It was quite a different situation during the Syrian refugee crisis. While the war in Ukraine inspires a sense of European unity and solidarity, the crisis in the Middle East led to deep divisions among European nations and Europeans themselves. Populists were able to capitalise on anti-Islamic and anti-immigration sentiments in society. In their messages, they emphasised how ‘foreign’ the Syrian refugees were: non-Western, non-European, non-Christian.

These are characterisations that alienate the Syrian refugees from the public. In populist circles, such rhetoric is deliberately used to undermine the public’s willingness and mental capacity to accommodate refugees. That is why some interpret Brexit as the result of right-populist Euroscepticism and as a protest against immigration, including the arrival of refugees.

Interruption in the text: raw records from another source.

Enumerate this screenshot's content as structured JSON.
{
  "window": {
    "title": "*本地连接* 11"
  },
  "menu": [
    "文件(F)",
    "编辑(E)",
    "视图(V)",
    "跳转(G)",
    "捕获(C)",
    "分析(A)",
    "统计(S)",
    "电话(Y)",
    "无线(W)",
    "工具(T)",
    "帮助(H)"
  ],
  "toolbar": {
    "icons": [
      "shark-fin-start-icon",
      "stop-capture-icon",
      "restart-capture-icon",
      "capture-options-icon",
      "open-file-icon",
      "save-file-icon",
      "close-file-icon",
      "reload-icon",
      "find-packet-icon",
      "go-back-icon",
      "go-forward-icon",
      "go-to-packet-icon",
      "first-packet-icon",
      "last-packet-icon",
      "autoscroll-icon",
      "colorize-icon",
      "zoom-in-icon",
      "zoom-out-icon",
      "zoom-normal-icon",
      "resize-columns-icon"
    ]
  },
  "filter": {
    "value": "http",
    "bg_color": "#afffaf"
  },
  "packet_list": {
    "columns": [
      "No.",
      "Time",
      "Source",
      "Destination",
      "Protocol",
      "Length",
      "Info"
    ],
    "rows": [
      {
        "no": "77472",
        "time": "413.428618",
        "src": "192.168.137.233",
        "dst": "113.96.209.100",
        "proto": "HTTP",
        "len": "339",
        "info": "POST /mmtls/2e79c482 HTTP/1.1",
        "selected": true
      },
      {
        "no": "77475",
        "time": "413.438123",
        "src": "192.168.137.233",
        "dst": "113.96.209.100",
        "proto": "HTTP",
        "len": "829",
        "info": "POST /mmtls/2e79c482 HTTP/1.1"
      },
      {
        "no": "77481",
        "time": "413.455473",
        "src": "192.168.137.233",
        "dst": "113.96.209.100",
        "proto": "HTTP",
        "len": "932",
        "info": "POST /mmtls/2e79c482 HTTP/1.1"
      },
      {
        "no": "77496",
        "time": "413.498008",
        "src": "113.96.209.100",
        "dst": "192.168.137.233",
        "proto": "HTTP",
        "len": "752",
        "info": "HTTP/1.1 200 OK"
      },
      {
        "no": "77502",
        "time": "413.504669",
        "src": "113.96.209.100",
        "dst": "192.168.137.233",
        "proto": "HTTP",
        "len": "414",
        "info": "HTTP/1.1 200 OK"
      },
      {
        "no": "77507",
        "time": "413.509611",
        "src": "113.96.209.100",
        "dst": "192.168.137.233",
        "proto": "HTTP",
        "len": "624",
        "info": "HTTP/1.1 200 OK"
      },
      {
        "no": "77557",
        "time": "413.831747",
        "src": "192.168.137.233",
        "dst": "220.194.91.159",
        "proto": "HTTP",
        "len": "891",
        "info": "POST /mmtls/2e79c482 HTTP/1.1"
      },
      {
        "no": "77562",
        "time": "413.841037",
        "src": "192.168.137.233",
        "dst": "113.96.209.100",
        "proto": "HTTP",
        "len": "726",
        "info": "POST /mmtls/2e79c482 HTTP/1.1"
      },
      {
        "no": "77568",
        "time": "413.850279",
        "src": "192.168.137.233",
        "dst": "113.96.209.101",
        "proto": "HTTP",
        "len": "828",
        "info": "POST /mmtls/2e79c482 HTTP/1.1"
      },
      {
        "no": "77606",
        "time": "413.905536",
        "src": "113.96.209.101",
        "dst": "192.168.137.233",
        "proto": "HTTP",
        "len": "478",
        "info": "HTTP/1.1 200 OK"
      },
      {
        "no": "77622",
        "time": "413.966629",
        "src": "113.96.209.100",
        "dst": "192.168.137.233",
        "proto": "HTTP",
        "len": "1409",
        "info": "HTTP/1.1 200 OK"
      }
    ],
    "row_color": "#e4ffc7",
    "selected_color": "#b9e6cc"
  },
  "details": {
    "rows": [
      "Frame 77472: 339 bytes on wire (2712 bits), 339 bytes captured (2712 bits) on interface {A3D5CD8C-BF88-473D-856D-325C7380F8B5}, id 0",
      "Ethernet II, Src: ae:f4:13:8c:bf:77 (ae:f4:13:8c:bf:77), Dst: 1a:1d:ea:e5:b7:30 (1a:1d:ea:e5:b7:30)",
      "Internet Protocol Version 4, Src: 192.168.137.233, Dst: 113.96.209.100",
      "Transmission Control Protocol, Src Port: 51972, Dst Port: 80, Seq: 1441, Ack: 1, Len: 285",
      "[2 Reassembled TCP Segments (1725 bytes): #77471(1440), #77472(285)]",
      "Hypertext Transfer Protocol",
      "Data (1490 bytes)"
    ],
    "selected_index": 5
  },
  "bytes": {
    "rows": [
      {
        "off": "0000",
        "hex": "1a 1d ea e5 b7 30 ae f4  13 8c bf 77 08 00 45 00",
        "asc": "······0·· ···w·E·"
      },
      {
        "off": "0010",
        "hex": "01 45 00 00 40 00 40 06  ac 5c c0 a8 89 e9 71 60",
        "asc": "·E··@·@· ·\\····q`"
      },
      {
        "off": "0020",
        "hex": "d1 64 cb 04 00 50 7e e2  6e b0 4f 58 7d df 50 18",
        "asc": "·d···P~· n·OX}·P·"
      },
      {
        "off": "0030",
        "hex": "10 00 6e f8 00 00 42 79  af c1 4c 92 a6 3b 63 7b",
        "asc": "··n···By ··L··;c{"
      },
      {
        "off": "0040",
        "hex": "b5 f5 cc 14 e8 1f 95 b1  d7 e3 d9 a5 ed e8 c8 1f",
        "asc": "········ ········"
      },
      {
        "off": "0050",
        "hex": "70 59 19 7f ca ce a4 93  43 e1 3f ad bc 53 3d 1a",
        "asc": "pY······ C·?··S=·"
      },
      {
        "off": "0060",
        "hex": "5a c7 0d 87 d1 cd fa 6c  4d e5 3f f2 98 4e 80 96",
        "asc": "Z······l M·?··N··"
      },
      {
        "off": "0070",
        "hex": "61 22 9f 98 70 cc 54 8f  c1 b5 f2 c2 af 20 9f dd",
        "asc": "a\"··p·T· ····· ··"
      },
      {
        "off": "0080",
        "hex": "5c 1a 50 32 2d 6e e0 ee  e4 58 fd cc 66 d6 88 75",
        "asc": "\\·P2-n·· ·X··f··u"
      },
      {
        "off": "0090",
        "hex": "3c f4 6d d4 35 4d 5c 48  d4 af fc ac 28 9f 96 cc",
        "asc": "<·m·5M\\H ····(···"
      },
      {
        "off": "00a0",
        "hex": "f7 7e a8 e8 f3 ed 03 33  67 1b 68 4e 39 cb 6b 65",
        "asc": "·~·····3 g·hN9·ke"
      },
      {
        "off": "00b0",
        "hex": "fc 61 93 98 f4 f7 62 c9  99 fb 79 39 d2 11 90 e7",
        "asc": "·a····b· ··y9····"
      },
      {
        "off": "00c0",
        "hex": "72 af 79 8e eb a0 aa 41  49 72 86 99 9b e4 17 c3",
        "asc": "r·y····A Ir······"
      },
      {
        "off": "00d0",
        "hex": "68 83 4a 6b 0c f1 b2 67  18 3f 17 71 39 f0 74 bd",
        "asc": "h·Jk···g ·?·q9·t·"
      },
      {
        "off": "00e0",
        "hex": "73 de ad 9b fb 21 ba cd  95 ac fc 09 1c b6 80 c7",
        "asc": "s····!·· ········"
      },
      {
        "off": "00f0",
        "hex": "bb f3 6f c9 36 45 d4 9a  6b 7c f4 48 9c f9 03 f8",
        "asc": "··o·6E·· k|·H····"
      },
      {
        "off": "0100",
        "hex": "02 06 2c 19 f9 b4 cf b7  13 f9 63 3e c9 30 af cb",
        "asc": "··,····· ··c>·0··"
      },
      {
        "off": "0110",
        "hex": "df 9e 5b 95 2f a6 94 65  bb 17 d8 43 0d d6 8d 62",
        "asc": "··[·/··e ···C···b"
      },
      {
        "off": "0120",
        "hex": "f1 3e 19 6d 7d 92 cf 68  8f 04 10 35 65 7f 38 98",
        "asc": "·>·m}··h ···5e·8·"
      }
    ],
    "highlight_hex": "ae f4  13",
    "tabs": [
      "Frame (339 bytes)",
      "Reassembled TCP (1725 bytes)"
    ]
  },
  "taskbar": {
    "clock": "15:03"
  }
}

Recently columnist Sander Schimmelpenninck called for moral rearmament in the Dutch newspaper De Volkskrant, referring to the roots of Moral Rearmament, now Initiatives of Change. For me, that means that Europe, including the Netherlands, has to change course. We cannot continue to finance foreign wars or pursue boundless economic growth if we want to be part of the solution to this war (and the climate crisis). And we must treat war refugees equally as far as is practically possible, both politically and personally. After all, in a democratic society, politics ultimately starts with us: the people. We are thus not only influenced by political discourse, but we also influence and shape it ourselves. We have to face our double standards when it comes to our attitudes towards refugees before we ask decision-makers to do the same.  

This is not to say that it is wrong to identify more strongly with the Ukrainians than with the Syrians. Perceiving others as ‘different’ or ‘the same’ is a human trait. However, we should not politicize this selective self-identification without criticism. It is true that Europe cannot accommodate all refugees. Yet a compassionate European refugee policy should not be determined by how ‘European’ or ‘Western’ the refugee in question appears.

This double standard puts us at risk as well. I believe that all people desire peace because it is the absolute precondition for human dignity. An attack on any group is an attack on our peace. If we had identified ourselves with the Syrians, victims of Assad and Putin, we would have taken the threat that is Putin more seriously. Perhaps we would have been better prepared for his tyranny, which hangs like a dark cloud over Europe.

Also read: Freedom is not free by Hennie de Pous-de Jonge.

By Shereen Siwpersad.